You were a pioneer in the field of francophone studies, opening it up and sustaining it through your original research (that included visits to Senegal, Mali, and Côte d’Ivoire). You have indeed led the field from the beginning, starting with your first magisterial books, Blank Darkness: Africanist Discourse in French, Theories of Africans, and continuing with the timely and void-filling The French Atlantic Triangle. You have broken a critical silence on the French slave trade and its repercussions on French literature, from the Enlightenment and beyond. You have brought to the curriculum this span of understudied literatures and cultures. More effectively, you have connected the study of francophone Africa to that of the Caribbean and to the legacy of slavery and colonization. In that spirit, you have recontextualized the posterity of the major writers of negritude, Léopold Sédar Senghor, Aimé Césaire, and Léon-Gontran Damas.

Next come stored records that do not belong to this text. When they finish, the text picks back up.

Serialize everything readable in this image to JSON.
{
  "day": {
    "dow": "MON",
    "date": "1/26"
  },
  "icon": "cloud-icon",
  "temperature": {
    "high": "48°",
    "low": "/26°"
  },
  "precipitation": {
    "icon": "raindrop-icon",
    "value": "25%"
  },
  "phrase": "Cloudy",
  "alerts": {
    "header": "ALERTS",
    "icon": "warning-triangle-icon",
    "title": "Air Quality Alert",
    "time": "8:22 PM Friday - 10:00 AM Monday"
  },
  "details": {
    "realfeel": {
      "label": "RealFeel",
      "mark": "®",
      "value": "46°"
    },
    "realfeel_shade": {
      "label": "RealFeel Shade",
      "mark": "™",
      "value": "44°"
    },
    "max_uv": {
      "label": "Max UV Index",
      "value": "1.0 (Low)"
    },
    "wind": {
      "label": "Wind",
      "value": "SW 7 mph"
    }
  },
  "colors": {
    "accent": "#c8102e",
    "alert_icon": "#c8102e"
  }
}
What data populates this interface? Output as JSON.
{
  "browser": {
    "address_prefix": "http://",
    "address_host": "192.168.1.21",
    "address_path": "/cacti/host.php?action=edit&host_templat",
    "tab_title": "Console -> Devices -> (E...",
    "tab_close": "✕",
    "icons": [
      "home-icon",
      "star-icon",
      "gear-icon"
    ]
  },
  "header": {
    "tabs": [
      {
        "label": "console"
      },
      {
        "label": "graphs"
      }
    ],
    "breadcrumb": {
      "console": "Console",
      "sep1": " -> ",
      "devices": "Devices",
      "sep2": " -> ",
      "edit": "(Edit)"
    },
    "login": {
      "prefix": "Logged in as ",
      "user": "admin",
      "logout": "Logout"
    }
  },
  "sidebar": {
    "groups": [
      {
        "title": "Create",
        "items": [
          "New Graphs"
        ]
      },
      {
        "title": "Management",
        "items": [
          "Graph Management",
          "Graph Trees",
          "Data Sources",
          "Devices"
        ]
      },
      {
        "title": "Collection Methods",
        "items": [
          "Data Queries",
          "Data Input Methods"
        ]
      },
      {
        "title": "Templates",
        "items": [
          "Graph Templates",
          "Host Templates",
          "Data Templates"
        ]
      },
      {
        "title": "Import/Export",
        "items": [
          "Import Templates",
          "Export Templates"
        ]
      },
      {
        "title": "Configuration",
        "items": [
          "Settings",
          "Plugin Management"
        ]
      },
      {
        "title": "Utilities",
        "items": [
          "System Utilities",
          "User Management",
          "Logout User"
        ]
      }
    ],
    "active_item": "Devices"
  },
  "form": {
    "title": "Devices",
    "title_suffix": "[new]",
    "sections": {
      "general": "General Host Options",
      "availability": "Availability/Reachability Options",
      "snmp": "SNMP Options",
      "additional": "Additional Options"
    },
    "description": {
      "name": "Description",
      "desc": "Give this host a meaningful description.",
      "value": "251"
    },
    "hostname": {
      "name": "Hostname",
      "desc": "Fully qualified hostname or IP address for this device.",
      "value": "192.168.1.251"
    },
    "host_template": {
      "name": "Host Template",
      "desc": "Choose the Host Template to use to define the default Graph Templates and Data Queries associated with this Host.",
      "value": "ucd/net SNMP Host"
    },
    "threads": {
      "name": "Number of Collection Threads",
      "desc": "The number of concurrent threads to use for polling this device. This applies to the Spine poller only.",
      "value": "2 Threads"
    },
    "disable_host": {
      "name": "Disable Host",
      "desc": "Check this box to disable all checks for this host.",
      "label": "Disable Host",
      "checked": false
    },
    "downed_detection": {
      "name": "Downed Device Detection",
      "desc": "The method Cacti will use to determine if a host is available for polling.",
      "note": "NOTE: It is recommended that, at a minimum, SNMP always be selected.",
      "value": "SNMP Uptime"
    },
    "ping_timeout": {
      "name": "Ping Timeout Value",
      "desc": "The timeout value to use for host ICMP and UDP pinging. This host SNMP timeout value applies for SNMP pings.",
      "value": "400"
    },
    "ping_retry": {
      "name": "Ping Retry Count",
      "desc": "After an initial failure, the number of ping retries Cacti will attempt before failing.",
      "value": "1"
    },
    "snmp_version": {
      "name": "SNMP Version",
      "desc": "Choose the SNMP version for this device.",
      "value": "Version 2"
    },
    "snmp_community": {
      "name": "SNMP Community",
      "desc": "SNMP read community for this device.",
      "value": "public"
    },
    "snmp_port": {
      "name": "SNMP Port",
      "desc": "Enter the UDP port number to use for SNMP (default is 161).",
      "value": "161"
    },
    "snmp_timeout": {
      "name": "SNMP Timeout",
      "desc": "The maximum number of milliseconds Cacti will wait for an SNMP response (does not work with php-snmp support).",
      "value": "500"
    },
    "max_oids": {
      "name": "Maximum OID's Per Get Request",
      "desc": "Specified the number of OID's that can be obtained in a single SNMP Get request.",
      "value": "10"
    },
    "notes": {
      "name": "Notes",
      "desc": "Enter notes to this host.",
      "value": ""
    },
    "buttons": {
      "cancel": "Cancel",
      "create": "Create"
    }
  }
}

Your teaching will be difficult to replace. You made yourself known as a legendary teacher of clarity and seriousness. Your energy in and out of the classroom was contagious and generous.
You have been especially an indefatigable mentor to students, directing an unsurpassed number of dissertations. And you have placed your students in major universities in this country and abroad.
You have been the most serious of colleagues, working diligently in two departments, French and African American Studies, bringing a unique level of collaboration, and uniting these fields historically. You served, more importantly, as the memory of those departments, often focusing on their moral mission outside of the academic purpose. Now that you retire, your colleagues in both departments want to express their gratitude and infinite recognition for all your services.